• Aim of the exercise: Could every line of the data be printed exactly as it reads?

Excerpts from an interface dataset:
┌──
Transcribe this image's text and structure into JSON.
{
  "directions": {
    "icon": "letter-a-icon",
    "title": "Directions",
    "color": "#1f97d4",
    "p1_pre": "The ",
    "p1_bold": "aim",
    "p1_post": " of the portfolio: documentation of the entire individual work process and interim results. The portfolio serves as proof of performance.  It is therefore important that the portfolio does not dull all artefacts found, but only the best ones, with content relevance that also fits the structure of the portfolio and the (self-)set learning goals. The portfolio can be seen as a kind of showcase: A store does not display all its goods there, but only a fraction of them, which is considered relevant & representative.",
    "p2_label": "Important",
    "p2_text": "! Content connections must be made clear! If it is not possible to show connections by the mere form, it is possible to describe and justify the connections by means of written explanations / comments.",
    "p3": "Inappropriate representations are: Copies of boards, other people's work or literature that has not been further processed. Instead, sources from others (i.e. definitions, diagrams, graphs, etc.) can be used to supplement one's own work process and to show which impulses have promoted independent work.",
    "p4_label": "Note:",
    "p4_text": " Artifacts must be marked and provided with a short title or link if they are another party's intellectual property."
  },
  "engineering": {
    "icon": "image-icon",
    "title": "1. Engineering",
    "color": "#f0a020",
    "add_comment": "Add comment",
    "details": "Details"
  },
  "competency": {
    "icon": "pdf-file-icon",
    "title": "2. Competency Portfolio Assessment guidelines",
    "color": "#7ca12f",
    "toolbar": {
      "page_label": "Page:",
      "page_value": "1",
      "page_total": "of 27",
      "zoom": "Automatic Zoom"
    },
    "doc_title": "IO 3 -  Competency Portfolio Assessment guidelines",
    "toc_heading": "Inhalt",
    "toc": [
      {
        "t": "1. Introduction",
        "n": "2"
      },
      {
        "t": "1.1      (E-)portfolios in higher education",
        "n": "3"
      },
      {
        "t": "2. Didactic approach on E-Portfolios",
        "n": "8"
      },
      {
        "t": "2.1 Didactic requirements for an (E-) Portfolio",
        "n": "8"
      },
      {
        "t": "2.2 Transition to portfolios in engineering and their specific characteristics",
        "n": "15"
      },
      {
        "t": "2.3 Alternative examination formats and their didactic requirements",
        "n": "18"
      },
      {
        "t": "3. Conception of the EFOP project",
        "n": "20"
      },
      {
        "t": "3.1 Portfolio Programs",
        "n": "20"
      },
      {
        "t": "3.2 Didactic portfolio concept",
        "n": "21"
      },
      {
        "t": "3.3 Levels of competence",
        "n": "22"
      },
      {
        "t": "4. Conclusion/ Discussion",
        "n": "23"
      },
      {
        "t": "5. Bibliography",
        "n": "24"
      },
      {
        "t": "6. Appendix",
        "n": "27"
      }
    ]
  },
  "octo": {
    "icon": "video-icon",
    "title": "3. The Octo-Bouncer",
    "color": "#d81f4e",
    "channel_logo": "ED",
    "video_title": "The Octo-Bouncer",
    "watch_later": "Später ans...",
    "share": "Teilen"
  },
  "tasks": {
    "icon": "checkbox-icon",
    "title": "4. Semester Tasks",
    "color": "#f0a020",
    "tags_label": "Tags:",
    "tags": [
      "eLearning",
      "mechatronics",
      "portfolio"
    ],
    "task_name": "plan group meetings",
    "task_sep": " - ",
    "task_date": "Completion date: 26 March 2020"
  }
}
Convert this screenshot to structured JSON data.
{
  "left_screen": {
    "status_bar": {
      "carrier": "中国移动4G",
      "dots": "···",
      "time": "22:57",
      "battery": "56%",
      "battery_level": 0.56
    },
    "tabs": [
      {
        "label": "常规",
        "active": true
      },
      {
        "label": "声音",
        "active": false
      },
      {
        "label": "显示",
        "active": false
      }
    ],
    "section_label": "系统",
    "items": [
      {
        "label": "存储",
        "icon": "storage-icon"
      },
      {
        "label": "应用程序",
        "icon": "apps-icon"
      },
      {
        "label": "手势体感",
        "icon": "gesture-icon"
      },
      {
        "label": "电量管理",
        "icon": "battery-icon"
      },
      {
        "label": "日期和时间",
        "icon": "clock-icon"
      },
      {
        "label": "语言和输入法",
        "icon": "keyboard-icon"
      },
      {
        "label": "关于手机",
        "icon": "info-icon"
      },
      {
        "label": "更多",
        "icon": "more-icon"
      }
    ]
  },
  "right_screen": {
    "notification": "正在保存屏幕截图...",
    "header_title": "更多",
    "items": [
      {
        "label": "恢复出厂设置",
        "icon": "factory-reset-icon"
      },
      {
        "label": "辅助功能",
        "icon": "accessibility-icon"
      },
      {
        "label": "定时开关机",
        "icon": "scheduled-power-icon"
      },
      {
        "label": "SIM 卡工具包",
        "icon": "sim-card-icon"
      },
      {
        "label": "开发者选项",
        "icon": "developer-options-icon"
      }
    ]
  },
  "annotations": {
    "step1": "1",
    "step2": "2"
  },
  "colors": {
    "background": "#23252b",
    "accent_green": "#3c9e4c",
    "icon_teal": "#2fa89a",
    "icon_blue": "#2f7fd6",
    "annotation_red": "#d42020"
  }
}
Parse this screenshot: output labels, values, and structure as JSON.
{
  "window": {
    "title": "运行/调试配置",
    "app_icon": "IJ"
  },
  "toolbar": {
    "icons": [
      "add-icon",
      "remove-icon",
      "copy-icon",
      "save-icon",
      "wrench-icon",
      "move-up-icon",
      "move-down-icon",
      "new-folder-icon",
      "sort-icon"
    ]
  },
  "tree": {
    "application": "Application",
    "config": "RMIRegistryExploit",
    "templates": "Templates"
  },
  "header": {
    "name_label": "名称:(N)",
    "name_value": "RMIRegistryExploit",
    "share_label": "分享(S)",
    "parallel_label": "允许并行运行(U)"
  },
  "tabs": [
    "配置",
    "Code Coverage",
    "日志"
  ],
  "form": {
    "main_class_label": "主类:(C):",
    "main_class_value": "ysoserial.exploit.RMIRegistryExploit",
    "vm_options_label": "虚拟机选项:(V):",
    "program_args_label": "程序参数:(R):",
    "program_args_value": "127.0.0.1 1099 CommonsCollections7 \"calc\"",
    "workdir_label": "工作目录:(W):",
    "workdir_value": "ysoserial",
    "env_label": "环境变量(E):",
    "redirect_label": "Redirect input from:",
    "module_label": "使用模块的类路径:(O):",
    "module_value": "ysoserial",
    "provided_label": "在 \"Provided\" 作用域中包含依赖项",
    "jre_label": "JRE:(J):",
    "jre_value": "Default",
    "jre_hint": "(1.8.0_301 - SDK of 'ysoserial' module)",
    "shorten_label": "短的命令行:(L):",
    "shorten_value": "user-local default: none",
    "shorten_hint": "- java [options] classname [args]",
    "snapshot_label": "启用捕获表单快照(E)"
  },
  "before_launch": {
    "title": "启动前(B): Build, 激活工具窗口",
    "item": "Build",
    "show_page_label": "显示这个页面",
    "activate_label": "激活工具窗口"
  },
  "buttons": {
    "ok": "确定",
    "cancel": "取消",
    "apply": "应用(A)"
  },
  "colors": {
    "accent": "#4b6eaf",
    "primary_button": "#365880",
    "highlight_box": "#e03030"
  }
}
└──
• Solved exercise:
Transcribe this image's text and structure into JSON.
{
  "directions": {
    "icon": "letter-a-icon",
    "title": "Directions",
    "color": "#1f97d4",
    "p1_pre": "The ",
    "p1_bold": "aim",
    "p1_post": " of the portfolio: documentation of the entire individual work process and interim results. The portfolio serves as proof of performance.  It is therefore important that the portfolio does not dull all artefacts found, but only the best ones, with content relevance that also fits the structure of the portfolio and the (self-)set learning goals. The portfolio can be seen as a kind of showcase: A store does not display all its goods there, but only a fraction of them, which is considered relevant & representative.",
    "p2_label": "Important",
    "p2_text": "! Content connections must be made clear! If it is not possible to show connections by the mere form, it is possible to describe and justify the connections by means of written explanations / comments.",
    "p3": "Inappropriate representations are: Copies of boards, other people's work or literature that has not been further processed. Instead, sources from others (i.e. definitions, diagrams, graphs, etc.) can be used to supplement one's own work process and to show which impulses have promoted independent work.",
    "p4_label": "Note:",
    "p4_text": " Artifacts must be marked and provided with a short title or link if they are another party's intellectual property."
  },
  "engineering": {
    "icon": "image-icon",
    "title": "1. Engineering",
    "color": "#f0a020",
    "add_comment": "Add comment",
    "details": "Details"
  },
  "competency": {
    "icon": "pdf-file-icon",
    "title": "2. Competency Portfolio Assessment guidelines",
    "color": "#7ca12f",
    "toolbar": {
      "page_label": "Page:",
      "page_value": "1",
      "page_total": "of 27",
      "zoom": "Automatic Zoom"
    },
    "doc_title": "IO 3 -  Competency Portfolio Assessment guidelines",
    "toc_heading": "Inhalt",
    "toc": [
      {
        "t": "1. Introduction",
        "n": "2"
      },
      {
        "t": "1.1      (E-)portfolios in higher education",
        "n": "3"
      },
      {
        "t": "2. Didactic approach on E-Portfolios",
        "n": "8"
      },
      {
        "t": "2.1 Didactic requirements for an (E-) Portfolio",
        "n": "8"
      },
      {
        "t": "2.2 Transition to portfolios in engineering and their specific characteristics",
        "n": "15"
      },
      {
        "t": "2.3 Alternative examination formats and their didactic requirements",
        "n": "18"
      },
      {
        "t": "3. Conception of the EFOP project",
        "n": "20"
      },
      {
        "t": "3.1 Portfolio Programs",
        "n": "20"
      },
      {
        "t": "3.2 Didactic portfolio concept",
        "n": "21"
      },
      {
        "t": "3.3 Levels of competence",
        "n": "22"
      },
      {
        "t": "4. Conclusion/ Discussion",
        "n": "23"
      },
      {
        "t": "5. Bibliography",
        "n": "24"
      },
      {
        "t": "6. Appendix",
        "n": "27"
      }
    ]
  },
  "octo": {
    "icon": "video-icon",
    "title": "3. The Octo-Bouncer",
    "color": "#d81f4e",
    "channel_logo": "ED",
    "video_title": "The Octo-Bouncer",
    "watch_later": "Später ans...",
    "share": "Teilen"
  },
  "tasks": {
    "icon": "checkbox-icon",
    "title": "4. Semester Tasks",
    "color": "#f0a020",
    "tags_label": "Tags:",
    "tags": [
      "eLearning",
      "mechatronics",
      "portfolio"
    ],
    "task_name": "plan group meetings",
    "task_sep": " - ",
    "task_date": "Completion date: 26 March 2020"
  }
}
Convert this screenshot to structured JSON data.
{
  "left_screen": {
    "status_bar": {
      "carrier": "中国移动4G",
      "dots": "···",
      "time": "22:57",
      "battery": "56%",
      "battery_level": 0.56
    },
    "tabs": [
      {
        "label": "常规",
        "active": true
      },
      {
        "label": "声音",
        "active": false
      },
      {
        "label": "显示",
        "active": false
      }
    ],
    "section_label": "系统",
    "items": [
      {
        "label": "存储",
        "icon": "storage-icon"
      },
      {
        "label": "应用程序",
        "icon": "apps-icon"
      },
      {
        "label": "手势体感",
        "icon": "gesture-icon"
      },
      {
        "label": "电量管理",
        "icon": "battery-icon"
      },
      {
        "label": "日期和时间",
        "icon": "clock-icon"
      },
      {
        "label": "语言和输入法",
        "icon": "keyboard-icon"
      },
      {
        "label": "关于手机",
        "icon": "info-icon"
      },
      {
        "label": "更多",
        "icon": "more-icon"
      }
    ]
  },
  "right_screen": {
    "notification": "正在保存屏幕截图...",
    "header_title": "更多",
    "items": [
      {
        "label": "恢复出厂设置",
        "icon": "factory-reset-icon"
      },
      {
        "label": "辅助功能",
        "icon": "accessibility-icon"
      },
      {
        "label": "定时开关机",
        "icon": "scheduled-power-icon"
      },
      {
        "label": "SIM 卡工具包",
        "icon": "sim-card-icon"
      },
      {
        "label": "开发者选项",
        "icon": "developer-options-icon"
      }
    ]
  },
  "annotations": {
    "step1": "1",
    "step2": "2"
  },
  "colors": {
    "background": "#23252b",
    "accent_green": "#3c9e4c",
    "icon_teal": "#2fa89a",
    "icon_blue": "#2f7fd6",
    "annotation_red": "#d42020"
  }
}
Parse this screenshot: output labels, values, and structure as JSON.
{
  "window": {
    "title": "运行/调试配置",
    "app_icon": "IJ"
  },
  "toolbar": {
    "icons": [
      "add-icon",
      "remove-icon",
      "copy-icon",
      "save-icon",
      "wrench-icon",
      "move-up-icon",
      "move-down-icon",
      "new-folder-icon",
      "sort-icon"
    ]
  },
  "tree": {
    "application": "Application",
    "config": "RMIRegistryExploit",
    "templates": "Templates"
  },
  "header": {
    "name_label": "名称:(N)",
    "name_value": "RMIRegistryExploit",
    "share_label": "分享(S)",
    "parallel_label": "允许并行运行(U)"
  },
  "tabs": [
    "配置",
    "Code Coverage",
    "日志"
  ],
  "form": {
    "main_class_label": "主类:(C):",
    "main_class_value": "ysoserial.exploit.RMIRegistryExploit",
    "vm_options_label": "虚拟机选项:(V):",
    "program_args_label": "程序参数:(R):",
    "program_args_value": "127.0.0.1 1099 CommonsCollections7 \"calc\"",
    "workdir_label": "工作目录:(W):",
    "workdir_value": "ysoserial",
    "env_label": "环境变量(E):",
    "redirect_label": "Redirect input from:",
    "module_label": "使用模块的类路径:(O):",
    "module_value": "ysoserial",
    "provided_label": "在 \"Provided\" 作用域中包含依赖项",
    "jre_label": "JRE:(J):",
    "jre_value": "Default",
    "jre_hint": "(1.8.0_301 - SDK of 'ysoserial' module)",
    "shorten_label": "短的命令行:(L):",
    "shorten_value": "user-local default: none",
    "shorten_hint": "- java [options] classname [args]",
    "snapshot_label": "启用捕获表单快照(E)"
  },
  "before_launch": {
    "title": "启动前(B): Build, 激活工具窗口",
    "item": "Build",
    "show_page_label": "显示这个页面",
    "activate_label": "激活工具窗口"
  },
  "buttons": {
    "ok": "确定",
    "cancel": "取消",
    "apply": "应用(A)"
  },
  "colors": {
    "accent": "#4b6eaf",
    "primary_button": "#365880",
    "highlight_box": "#e03030"
  }
}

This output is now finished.